Interface dataset entries:
______
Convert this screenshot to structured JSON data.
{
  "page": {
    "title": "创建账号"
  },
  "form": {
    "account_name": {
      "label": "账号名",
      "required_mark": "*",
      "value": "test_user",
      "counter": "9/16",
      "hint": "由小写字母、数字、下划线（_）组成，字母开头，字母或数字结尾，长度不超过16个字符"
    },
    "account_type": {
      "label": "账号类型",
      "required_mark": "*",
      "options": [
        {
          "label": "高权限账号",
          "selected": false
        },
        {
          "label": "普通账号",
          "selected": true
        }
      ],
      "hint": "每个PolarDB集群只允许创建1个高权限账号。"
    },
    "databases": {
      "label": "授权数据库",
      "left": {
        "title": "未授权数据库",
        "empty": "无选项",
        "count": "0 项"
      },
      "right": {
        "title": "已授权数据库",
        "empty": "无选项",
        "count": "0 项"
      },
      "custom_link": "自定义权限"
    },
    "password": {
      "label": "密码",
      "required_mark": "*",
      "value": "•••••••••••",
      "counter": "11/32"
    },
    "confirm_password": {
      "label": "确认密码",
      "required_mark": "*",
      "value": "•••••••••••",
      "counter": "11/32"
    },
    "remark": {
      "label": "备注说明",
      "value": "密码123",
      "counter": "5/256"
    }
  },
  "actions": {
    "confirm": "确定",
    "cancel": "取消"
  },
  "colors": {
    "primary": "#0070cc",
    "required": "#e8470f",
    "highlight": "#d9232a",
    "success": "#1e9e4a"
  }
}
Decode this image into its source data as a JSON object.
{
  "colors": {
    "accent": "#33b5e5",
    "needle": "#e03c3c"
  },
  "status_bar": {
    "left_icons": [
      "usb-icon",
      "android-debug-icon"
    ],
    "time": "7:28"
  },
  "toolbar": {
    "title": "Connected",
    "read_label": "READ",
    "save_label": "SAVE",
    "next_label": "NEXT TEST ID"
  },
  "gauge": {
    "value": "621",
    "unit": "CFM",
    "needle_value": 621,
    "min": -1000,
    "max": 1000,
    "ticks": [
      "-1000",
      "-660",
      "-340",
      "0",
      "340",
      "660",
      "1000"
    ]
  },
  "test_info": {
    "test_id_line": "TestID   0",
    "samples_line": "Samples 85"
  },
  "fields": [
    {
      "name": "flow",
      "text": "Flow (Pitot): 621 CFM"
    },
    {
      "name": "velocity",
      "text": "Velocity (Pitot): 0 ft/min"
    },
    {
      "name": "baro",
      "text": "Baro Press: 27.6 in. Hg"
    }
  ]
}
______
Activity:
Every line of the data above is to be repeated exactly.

Task output:
Convert this screenshot to structured JSON data.
{
  "page": {
    "title": "创建账号"
  },
  "form": {
    "account_name": {
      "label": "账号名",
      "required_mark": "*",
      "value": "test_user",
      "counter": "9/16",
      "hint": "由小写字母、数字、下划线（_）组成，字母开头，字母或数字结尾，长度不超过16个字符"
    },
    "account_type": {
      "label": "账号类型",
      "required_mark": "*",
      "options": [
        {
          "label": "高权限账号",
          "selected": false
        },
        {
          "label": "普通账号",
          "selected": true
        }
      ],
      "hint": "每个PolarDB集群只允许创建1个高权限账号。"
    },
    "databases": {
      "label": "授权数据库",
      "left": {
        "title": "未授权数据库",
        "empty": "无选项",
        "count": "0 项"
      },
      "right": {
        "title": "已授权数据库",
        "empty": "无选项",
        "count": "0 项"
      },
      "custom_link": "自定义权限"
    },
    "password": {
      "label": "密码",
      "required_mark": "*",
      "value": "•••••••••••",
      "counter": "11/32"
    },
    "confirm_password": {
      "label": "确认密码",
      "required_mark": "*",
      "value": "•••••••••••",
      "counter": "11/32"
    },
    "remark": {
      "label": "备注说明",
      "value": "密码123",
      "counter": "5/256"
    }
  },
  "actions": {
    "confirm": "确定",
    "cancel": "取消"
  },
  "colors": {
    "primary": "#0070cc",
    "required": "#e8470f",
    "highlight": "#d9232a",
    "success": "#1e9e4a"
  }
}
Decode this image into its source data as a JSON object.
{
  "colors": {
    "accent": "#33b5e5",
    "needle": "#e03c3c"
  },
  "status_bar": {
    "left_icons": [
      "usb-icon",
      "android-debug-icon"
    ],
    "time": "7:28"
  },
  "toolbar": {
    "title": "Connected",
    "read_label": "READ",
    "save_label": "SAVE",
    "next_label": "NEXT TEST ID"
  },
  "gauge": {
    "value": "621",
    "unit": "CFM",
    "needle_value": 621,
    "min": -1000,
    "max": 1000,
    "ticks": [
      "-1000",
      "-660",
      "-340",
      "0",
      "340",
      "660",
      "1000"
    ]
  },
  "test_info": {
    "test_id_line": "TestID   0",
    "samples_line": "Samples 85"
  },
  "fields": [
    {
      "name": "flow",
      "text": "Flow (Pitot): 621 CFM"
    },
    {
      "name": "velocity",
      "text": "Velocity (Pitot): 0 ft/min"
    },
    {
      "name": "baro",
      "text": "Baro Press: 27.6 in. Hg"
    }
  ]
}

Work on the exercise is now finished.